The award coincides with the signing of a contract with the ATLAS Consortium, that includes Fujitsu HP, Airbus Defence and Space and CGI which will provide a secure New Style of IT (NSoIT) to the majority of Defence users in offices, headquarters and deployed bases by September 2016. This contract is worth £933m and is a renegotiation of the original extension of the Defence Information Infrastructure (DII) contract.
“This award is the first for Fujitsu as a Prime and propels the Company into the senior league of international Primes in the UK.”
“It certainly does and also reinforces our position as the prime provider of network services in the UK for civil and military customers. We are delighted to be playing a part in developing and improving the MoD’s IT infrastructure and, ultimately, helping the organisation defend the UK’s national interests. The vital role Fujitsu plays in both these contracts puts us at the heart of future UK Defence Strategy.” Tim Gibson said.
“Do you see more business in this segment?”
“Yes, all our research shows a gradual move from equipment purchases to knowledge based solutions and IT. Equipment will play a major prole but it will become commoditised with such items as iPhones and radios being cheaper COTS-based solutions with intelligent Cloud-based solutions providing the key intelligence and ISR.”
The contract replaces the DFTS contract for which BT was the incumbent whilst Vodafone supplied the mobile requirement which will now be provided by O2. (See: BATTLESPACE ALERT Vol.17 ISSUE 25, 04 August 2015, UK MoD SIGNS TWO NEW IT CONTRACTS)
Future of UK defence acquisition
“How do you see the future of UK defence acquisition adapting to the current world situation?”
“We are getting a strong message from Main Building in London and DE&S at Abbey Wood that networks, IT and cyber will be the key enabler in defeating the current threats and the worldwide cyber intrusions.
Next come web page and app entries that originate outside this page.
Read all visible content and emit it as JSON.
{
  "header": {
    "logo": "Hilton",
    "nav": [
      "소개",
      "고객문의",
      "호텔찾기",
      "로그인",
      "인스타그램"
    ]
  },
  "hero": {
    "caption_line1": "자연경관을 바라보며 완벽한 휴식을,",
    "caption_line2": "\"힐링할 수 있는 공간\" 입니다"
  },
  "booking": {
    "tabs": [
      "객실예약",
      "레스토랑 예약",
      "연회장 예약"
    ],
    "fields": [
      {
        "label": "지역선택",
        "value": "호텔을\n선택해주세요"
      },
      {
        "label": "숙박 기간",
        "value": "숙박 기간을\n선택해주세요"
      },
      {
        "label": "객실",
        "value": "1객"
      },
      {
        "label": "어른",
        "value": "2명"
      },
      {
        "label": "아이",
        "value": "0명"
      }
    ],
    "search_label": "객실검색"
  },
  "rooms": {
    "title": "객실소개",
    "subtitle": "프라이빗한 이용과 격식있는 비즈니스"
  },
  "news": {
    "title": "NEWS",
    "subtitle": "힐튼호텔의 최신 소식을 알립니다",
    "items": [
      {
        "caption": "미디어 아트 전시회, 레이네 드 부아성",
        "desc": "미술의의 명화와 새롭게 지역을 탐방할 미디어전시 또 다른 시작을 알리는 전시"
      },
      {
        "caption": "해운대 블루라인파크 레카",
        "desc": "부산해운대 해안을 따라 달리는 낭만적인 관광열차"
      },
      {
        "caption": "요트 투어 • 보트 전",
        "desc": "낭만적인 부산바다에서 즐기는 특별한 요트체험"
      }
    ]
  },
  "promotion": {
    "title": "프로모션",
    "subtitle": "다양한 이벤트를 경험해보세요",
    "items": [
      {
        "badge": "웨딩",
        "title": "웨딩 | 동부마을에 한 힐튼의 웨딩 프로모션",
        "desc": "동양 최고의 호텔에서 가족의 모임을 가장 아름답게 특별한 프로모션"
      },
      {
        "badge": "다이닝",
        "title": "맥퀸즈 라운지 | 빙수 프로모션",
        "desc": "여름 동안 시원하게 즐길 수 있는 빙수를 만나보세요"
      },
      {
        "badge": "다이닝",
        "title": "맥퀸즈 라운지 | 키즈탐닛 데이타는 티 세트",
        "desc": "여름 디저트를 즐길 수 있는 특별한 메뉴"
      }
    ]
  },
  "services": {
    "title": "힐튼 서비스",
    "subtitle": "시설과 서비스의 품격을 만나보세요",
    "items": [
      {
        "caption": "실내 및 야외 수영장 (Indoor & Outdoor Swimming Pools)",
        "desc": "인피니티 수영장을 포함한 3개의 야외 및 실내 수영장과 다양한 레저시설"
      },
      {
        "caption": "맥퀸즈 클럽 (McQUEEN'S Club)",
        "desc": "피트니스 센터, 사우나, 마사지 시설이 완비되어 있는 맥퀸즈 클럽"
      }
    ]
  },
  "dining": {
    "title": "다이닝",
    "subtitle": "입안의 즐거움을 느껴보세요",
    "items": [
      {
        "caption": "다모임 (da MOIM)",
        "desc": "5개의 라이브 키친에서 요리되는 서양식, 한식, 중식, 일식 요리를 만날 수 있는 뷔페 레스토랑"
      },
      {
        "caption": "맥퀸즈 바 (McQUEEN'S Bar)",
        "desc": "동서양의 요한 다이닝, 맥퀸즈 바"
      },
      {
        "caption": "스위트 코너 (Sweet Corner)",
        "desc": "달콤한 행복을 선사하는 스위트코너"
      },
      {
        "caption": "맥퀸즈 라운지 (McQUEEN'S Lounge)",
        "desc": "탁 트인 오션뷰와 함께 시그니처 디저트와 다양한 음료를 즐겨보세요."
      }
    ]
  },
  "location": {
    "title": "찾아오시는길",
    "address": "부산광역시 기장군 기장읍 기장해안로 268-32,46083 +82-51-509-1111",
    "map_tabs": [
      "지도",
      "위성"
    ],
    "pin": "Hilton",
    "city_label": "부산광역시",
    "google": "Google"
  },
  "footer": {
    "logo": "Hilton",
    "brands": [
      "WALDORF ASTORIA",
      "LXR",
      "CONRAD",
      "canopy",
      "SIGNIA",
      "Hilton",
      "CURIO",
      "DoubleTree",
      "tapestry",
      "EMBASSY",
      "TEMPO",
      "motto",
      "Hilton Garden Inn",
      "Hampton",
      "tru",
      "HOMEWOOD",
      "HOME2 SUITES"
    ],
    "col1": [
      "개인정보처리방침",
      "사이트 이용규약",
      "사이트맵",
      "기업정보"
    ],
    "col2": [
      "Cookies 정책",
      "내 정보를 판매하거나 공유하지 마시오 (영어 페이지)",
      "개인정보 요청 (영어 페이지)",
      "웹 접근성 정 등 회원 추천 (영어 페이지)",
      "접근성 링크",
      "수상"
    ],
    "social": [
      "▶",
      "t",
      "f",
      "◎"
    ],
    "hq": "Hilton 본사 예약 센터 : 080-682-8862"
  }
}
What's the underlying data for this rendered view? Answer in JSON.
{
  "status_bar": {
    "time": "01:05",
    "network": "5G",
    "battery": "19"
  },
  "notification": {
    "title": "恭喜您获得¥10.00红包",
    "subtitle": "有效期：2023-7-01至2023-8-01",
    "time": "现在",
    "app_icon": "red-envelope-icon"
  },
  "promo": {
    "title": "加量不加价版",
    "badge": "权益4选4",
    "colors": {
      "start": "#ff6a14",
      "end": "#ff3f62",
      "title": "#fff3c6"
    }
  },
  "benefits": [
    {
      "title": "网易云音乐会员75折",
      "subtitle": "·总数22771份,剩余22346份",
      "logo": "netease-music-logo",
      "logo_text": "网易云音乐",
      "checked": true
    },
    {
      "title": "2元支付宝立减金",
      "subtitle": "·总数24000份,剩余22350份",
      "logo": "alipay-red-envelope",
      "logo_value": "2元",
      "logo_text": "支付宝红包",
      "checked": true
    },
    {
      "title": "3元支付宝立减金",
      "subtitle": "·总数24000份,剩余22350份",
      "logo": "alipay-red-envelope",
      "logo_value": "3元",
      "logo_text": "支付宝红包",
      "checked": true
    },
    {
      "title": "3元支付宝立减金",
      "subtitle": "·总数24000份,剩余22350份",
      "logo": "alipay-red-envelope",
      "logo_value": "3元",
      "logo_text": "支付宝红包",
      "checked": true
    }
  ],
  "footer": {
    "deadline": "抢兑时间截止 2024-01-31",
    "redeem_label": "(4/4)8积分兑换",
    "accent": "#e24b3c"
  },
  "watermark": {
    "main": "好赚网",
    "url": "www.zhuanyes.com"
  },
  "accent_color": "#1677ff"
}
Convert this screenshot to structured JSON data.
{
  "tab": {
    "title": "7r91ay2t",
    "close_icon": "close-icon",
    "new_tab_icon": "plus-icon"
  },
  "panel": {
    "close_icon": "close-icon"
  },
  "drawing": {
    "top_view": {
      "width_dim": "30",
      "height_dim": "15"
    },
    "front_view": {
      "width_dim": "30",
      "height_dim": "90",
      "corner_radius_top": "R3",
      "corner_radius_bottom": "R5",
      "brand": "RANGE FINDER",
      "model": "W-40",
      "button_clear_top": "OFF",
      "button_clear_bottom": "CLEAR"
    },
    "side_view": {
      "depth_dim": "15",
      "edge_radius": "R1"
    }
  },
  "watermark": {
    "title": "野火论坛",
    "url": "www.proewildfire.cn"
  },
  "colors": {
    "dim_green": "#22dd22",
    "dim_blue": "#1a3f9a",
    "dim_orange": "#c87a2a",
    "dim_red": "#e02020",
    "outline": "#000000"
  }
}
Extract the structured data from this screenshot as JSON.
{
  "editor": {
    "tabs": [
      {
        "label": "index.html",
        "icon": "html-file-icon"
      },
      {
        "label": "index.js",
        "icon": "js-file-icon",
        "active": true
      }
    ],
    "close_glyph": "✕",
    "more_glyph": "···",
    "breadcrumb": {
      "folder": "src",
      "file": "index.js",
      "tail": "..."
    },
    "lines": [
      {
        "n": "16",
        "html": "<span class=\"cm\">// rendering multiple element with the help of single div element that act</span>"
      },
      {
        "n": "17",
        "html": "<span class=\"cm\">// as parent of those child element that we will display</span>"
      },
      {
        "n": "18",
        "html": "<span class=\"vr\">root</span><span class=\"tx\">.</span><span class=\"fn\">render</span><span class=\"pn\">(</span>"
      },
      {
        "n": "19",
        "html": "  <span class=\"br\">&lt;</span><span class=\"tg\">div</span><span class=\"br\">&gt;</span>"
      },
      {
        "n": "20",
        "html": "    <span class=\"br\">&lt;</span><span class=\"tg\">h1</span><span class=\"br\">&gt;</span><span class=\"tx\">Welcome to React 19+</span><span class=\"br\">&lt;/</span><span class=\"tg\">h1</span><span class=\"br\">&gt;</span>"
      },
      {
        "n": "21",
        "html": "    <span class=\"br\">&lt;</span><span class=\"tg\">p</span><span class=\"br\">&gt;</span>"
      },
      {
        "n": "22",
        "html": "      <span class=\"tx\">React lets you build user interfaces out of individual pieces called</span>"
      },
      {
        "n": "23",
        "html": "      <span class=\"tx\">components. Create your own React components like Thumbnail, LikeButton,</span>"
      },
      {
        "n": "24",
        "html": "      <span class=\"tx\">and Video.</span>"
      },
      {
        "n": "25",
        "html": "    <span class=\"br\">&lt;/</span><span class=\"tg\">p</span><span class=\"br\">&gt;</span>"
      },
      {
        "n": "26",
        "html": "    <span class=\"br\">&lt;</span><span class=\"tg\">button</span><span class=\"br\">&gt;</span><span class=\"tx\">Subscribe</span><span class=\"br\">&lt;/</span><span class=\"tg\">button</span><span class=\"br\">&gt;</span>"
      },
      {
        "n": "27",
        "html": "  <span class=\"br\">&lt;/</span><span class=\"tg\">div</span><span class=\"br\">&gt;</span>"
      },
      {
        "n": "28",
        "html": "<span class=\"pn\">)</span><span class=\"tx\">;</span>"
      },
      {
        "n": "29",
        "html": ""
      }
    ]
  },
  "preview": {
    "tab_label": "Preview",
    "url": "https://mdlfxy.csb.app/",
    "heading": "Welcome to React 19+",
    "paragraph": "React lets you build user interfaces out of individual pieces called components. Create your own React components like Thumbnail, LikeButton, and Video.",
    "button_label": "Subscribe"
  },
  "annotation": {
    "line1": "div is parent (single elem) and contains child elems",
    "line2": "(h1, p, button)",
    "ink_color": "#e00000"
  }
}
We are fighting Third Generation IT students who have developed an art in using networks and Social Media to wage the current wars. Armies across the world have to adapt fast to this new threat which is currently seeing a mediocre army of terrorist defeating highly trained soldiers by the use of advanced IT and networks.”
“Will you be bidding the Morpheus Requirement as Prime?”
The MORPHEUS Programme will deliver the next iteration of the LE TacCIS capability, addressing critical system obsolescence and introducing capability improvements to enable better Command and Control. Its intent is to explore the scope for delivering efficiency and effectiveness benefits through improved programme coherence, systems engineering, exploitation of impending technology ‘shifts’ and optimisation of the supplier base, for example through taking an open systems approach. MORPHEUS will seek to harness civil commercial developments in mobile communication and computing and apply these to the military tactical space.
“We are watching developments on the Morpheus Programme with interest and haven’t decided as yet to Prime the bid, we will certainly be involved as a major player. PA has a contract study in place which will report with regard to the next stage of the process.”
“What is your view of future wars and the way they are waged?”
“I see a huge seismic shift from dedicated large communications systems to ones where each war fighter has a £300 disposable phone connected to a Cloud-based secure network over which targets can be engaged and destroyed using disposable UAVS armed with a variety of munitions and missiles. The forces will be smaller and more nimble using lighter and more agile vehicles.”
As I left Fujitsu Defence in Basingstoke, it was clear that Fujitsu UK is now established a new and key Prime Contractor winning and managing key networking and IT projects.
Businessman of the Year Award. Tim is married with five children.